Marja Simpson1, Deb Slinger2, Tania Moore3, Mehrshad Barary2, Hongtao Xing2, Allison Blake2
1 NSW Department of Primary Industries, Orange NSW, Australia, 2 NSW Department of Primary Industries, Wagga Wagga NSW, Australia, 3 NSW Department of Primary Industries, Griffith NSW, Australia

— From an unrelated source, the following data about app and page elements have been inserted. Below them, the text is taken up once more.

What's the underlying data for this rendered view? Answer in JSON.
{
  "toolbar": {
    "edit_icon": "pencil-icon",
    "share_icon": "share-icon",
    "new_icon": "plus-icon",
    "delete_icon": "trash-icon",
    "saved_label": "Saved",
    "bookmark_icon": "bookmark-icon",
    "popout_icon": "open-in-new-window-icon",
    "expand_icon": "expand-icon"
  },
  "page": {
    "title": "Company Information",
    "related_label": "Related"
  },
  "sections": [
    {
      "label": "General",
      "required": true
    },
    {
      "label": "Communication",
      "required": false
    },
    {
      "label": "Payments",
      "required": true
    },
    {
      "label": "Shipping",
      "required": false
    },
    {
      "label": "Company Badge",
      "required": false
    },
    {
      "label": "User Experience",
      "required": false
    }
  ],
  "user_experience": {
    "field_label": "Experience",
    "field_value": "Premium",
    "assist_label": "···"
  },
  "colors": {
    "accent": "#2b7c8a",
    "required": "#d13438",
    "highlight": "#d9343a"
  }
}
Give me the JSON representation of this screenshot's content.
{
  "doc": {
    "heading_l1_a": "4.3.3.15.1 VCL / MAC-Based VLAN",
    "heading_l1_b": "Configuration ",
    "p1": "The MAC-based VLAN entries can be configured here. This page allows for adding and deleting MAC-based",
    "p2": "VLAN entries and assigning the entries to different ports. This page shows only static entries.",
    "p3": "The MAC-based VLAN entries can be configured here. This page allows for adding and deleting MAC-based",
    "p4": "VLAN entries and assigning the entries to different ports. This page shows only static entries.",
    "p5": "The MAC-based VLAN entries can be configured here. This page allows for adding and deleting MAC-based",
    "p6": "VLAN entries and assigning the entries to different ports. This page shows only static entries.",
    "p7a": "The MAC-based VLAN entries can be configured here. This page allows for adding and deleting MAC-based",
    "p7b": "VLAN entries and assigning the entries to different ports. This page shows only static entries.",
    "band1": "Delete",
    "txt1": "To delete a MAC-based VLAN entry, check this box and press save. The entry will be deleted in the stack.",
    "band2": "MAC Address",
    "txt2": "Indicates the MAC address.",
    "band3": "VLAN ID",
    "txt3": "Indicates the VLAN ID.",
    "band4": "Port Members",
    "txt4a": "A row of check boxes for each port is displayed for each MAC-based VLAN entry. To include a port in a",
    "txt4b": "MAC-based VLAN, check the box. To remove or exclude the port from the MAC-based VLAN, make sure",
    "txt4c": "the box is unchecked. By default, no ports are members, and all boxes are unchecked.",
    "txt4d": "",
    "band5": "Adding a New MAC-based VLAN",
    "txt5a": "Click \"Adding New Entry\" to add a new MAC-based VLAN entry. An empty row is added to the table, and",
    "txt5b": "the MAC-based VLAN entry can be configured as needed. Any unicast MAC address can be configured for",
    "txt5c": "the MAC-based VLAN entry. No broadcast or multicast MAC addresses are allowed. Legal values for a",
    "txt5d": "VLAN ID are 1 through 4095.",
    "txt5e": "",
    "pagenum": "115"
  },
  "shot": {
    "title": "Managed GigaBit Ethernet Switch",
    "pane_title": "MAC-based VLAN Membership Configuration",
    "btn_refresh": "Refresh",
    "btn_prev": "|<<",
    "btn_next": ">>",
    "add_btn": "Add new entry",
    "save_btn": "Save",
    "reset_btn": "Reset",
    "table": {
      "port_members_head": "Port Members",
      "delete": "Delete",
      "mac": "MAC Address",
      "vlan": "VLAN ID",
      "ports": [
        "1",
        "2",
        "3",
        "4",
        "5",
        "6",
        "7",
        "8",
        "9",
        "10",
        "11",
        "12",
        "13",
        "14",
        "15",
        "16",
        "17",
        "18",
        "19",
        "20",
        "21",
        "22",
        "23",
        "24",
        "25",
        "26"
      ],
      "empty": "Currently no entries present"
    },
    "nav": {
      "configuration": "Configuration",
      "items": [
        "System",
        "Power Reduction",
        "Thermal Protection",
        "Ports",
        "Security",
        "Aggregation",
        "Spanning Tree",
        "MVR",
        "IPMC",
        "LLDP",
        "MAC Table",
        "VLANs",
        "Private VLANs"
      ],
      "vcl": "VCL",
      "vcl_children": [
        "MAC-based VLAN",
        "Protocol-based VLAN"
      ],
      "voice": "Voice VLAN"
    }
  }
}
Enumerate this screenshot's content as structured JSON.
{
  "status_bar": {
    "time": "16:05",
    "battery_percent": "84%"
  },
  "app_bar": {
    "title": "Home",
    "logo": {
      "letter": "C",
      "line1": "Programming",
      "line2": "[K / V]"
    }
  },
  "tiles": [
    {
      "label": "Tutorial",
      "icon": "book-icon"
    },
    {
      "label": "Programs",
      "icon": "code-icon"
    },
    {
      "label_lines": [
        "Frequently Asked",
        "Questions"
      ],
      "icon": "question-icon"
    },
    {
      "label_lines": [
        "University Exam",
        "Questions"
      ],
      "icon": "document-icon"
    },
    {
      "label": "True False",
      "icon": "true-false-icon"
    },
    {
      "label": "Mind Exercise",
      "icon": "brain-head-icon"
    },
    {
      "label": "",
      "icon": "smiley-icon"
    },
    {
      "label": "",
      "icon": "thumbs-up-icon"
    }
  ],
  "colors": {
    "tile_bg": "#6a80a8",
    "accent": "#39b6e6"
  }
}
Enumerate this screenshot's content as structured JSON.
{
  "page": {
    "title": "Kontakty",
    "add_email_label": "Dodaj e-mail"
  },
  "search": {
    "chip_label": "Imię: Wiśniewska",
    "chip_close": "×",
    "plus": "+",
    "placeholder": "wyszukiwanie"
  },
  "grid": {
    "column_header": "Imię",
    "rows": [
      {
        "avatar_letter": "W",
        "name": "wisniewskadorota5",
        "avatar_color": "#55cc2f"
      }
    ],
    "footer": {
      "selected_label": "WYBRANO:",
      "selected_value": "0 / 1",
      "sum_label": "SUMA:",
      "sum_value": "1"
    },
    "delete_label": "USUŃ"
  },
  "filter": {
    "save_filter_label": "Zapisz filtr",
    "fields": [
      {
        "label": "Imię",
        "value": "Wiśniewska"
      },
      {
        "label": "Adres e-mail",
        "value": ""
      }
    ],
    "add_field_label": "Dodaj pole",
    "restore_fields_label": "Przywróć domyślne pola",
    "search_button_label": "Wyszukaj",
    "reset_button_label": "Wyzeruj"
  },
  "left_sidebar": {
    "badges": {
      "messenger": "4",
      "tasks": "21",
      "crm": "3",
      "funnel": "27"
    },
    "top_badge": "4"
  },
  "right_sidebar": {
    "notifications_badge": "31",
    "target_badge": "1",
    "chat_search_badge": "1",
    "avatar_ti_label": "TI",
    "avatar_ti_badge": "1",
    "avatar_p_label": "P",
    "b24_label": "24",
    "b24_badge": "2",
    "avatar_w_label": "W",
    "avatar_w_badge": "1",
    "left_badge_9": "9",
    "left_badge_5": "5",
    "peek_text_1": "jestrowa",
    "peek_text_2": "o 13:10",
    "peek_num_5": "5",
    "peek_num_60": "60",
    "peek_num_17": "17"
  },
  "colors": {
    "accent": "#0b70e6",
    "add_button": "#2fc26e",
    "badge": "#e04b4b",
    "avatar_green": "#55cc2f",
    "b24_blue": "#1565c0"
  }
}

An understanding of the spatial and temporal distribution of abiotic factors, crop mega-environments, and their relationship to productivity can support focused research on genotype evaluation and breeding. The Northern Grains Region (NGR) is characterised by different climates ranging from tropical to subtropical in the north to temperate in the south, allowing production of a variety of grain crop genotypes. In this study, we examined a range of spatial climatic data to show decadal trends across the NGR. Additionally, we used multi-environment trial (MET) data analysis to examine crop yield responses to genotype (G) and environment (E) aiming to identify different mega-environments (ME) across the more optimal canola growing region across the NGR. The spatial data analysis on average winter growing season rainfall for the last three decades showed a reduction in rainfall across large parts of the NGR and an increase in maximum temperatures with a spread in area particularly in the northern part of the NGR. The MET analysis across five years (2013–2017) for canola genotypes identified a clustering of trial locations into two MEs based on yields and climatic parameters, with ME1 being characterised by cooler average temperatures and higher rainfall during the pre and post-flowering period compared to ME2. Averaged yields over the five years were higher in ME1 than ME2. However, annual variability of growing season rainfall resulted in good yields for some ME2 locations in some years. The findings from this study showed that the larger canola growing environment across the NGR can be grouped into two MEs that potentially suit different genotypes. Knowledge of the climatic characteristics of canola MEs and their geographic boundary can support targeted research in terms of crop adaptation.